The pictures do not belong in the copy. Restate all of the records word for word.

Collection entries:

========================================

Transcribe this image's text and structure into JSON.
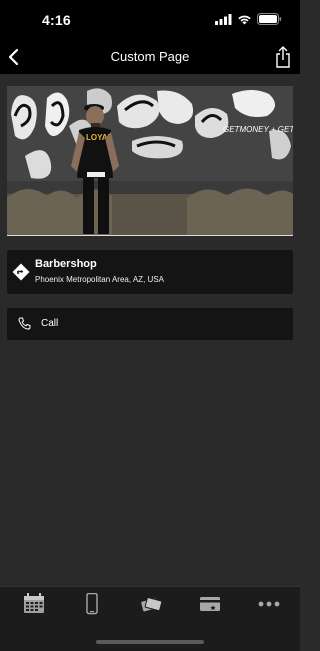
{
  "status_bar": {
    "time": "4:16"
  },
  "nav": {
    "title": "Custom Page"
  },
  "hero": {
    "graffiti_text": "GETMONEY + GETPAID",
    "shirt_text": "LOYAL"
  },
  "location": {
    "title": "Barbershop",
    "subtitle": "Phoenix Metropolitan Area, AZ, USA"
  },
  "call": {
    "label": "Call"
  },
  "tabs": [
    "calendar-icon",
    "mobile-icon",
    "tickets-icon",
    "card-icon",
    "more-icon"
  ]
}
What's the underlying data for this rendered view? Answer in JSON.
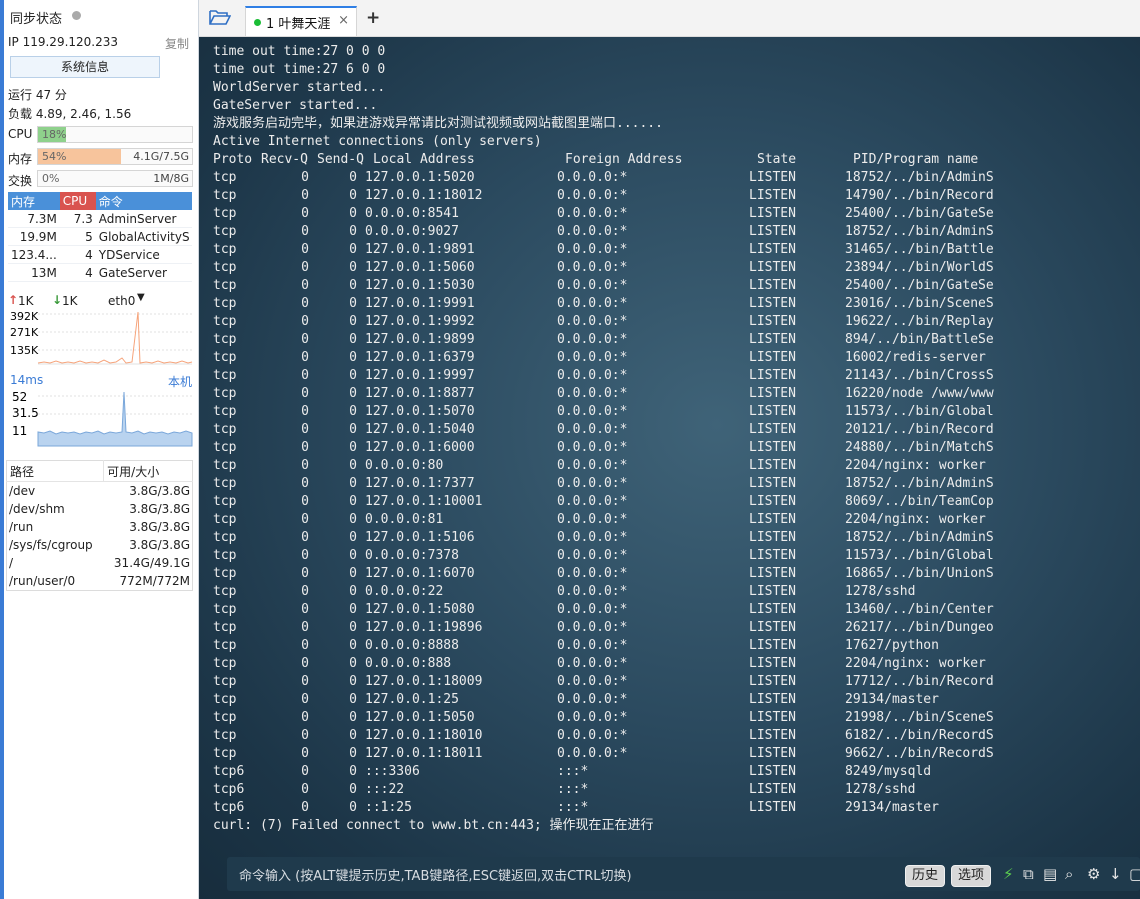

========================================

> Answer to this exercise
Transcribe this image's text and structure into JSON.
{
  "status_bar": {
    "time": "4:16"
  },
  "nav": {
    "title": "Custom Page"
  },
  "hero": {
    "graffiti_text": "GETMONEY + GETPAID",
    "shirt_text": "LOYAL"
  },
  "location": {
    "title": "Barbershop",
    "subtitle": "Phoenix Metropolitan Area, AZ, USA"
  },
  "call": {
    "label": "Call"
  },
  "tabs": [
    "calendar-icon",
    "mobile-icon",
    "tickets-icon",
    "card-icon",
    "more-icon"
  ]
}
What's the underlying data for this rendered view? Answer in JSON.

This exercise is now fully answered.